“With a relatively high degree of confidence, we do not see the threats like we’ve seen in the past,” Wilson said. “But we don’t want to wait for the significant event and all be looking at each other.”
“To be very clear, there is no intelligence or anything that would suggest that we would be in this situation,” Manfra said, “but we wanted to have all of the various different bureaucratic and legal agreements pre-negotiated, settled, we wanted to have a very clear understanding if we did need to call on DoD resources.”
“We have actually worked this in other sectors,” Manfra went on. “So far we have not had to actually take advantage of the DoD assets, but it’s always now a part of our planning… We’ve got all the lawyers, they know each others’ phone numbers, they know what these forms look like.”
Both departments are trying to be more proactive and flexible than in the past, when discussions often degenerated into finely parsing who had responsibility for what and how soon they could dump the problem on someone else. The Pentagon in particular had a deep-seated reluctance to get involved in anything involving domestic security, and it took years after 9/11 to overcome it.
Manfra put it more diplomatically. “A lot of the conversations, both on the policy and on the operations side, in the past, have been a lot about ‘what’s my clearly defined role, what’s your clearly defined role, and how do we hand that off very clearly so it’s very obvious who’s in charge when’ — and it just doesn’t work that way,” she said. “The more we understand what our authorities are…. they’re not overlapping, but they’re complementary.”
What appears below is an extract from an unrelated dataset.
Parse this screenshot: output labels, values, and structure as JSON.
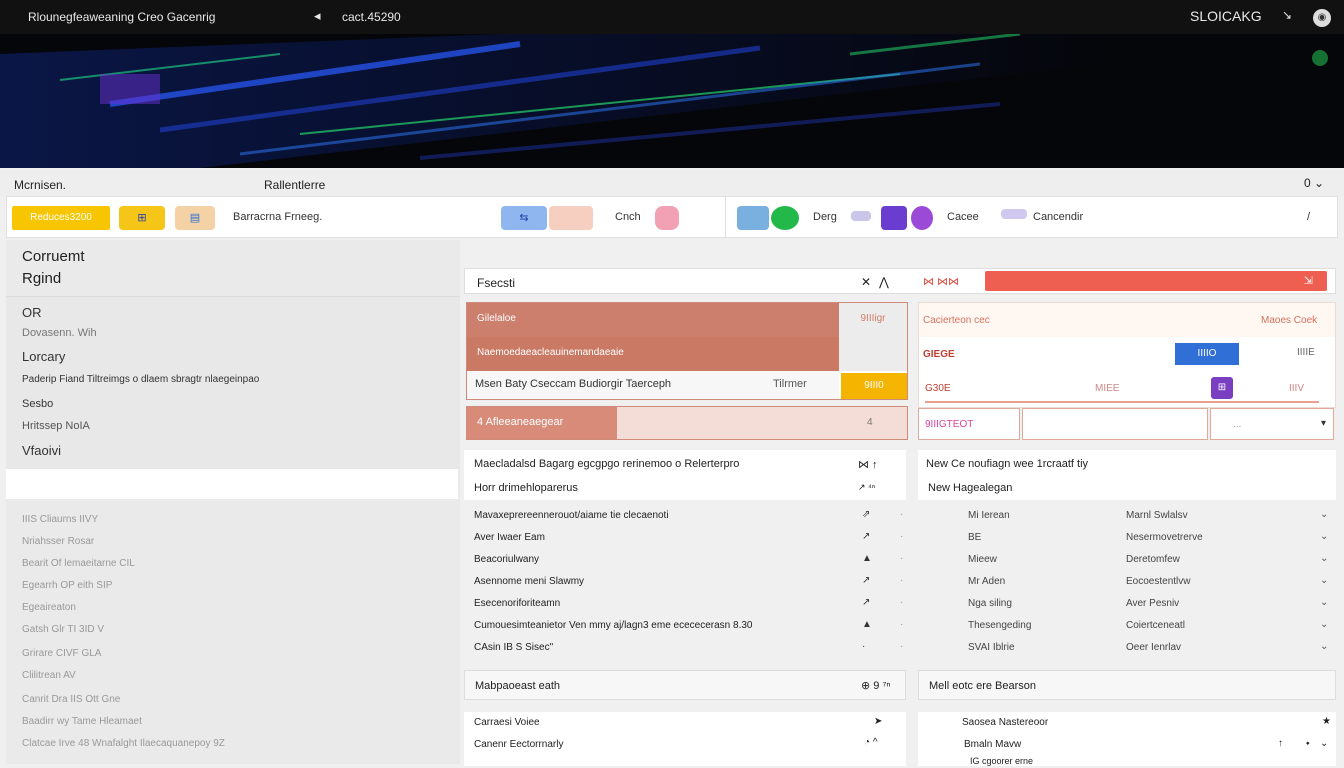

While an attack on the election probably won’t happen, it’s working through such highly specific scenarios that let both Homeland Security and Defense figure out how to cooperate better. “Let’s stop talking at a high level about very abstract concepts,” she said. “Let’s take a few key issues where we want to work together and just work through it and be open to adjustments. (Get) the actual operators and analysts together and really start to have conversations at that level, because they’re going to identify a lot of things, both good and bad, that you may not get just by sitting in high level meetings.”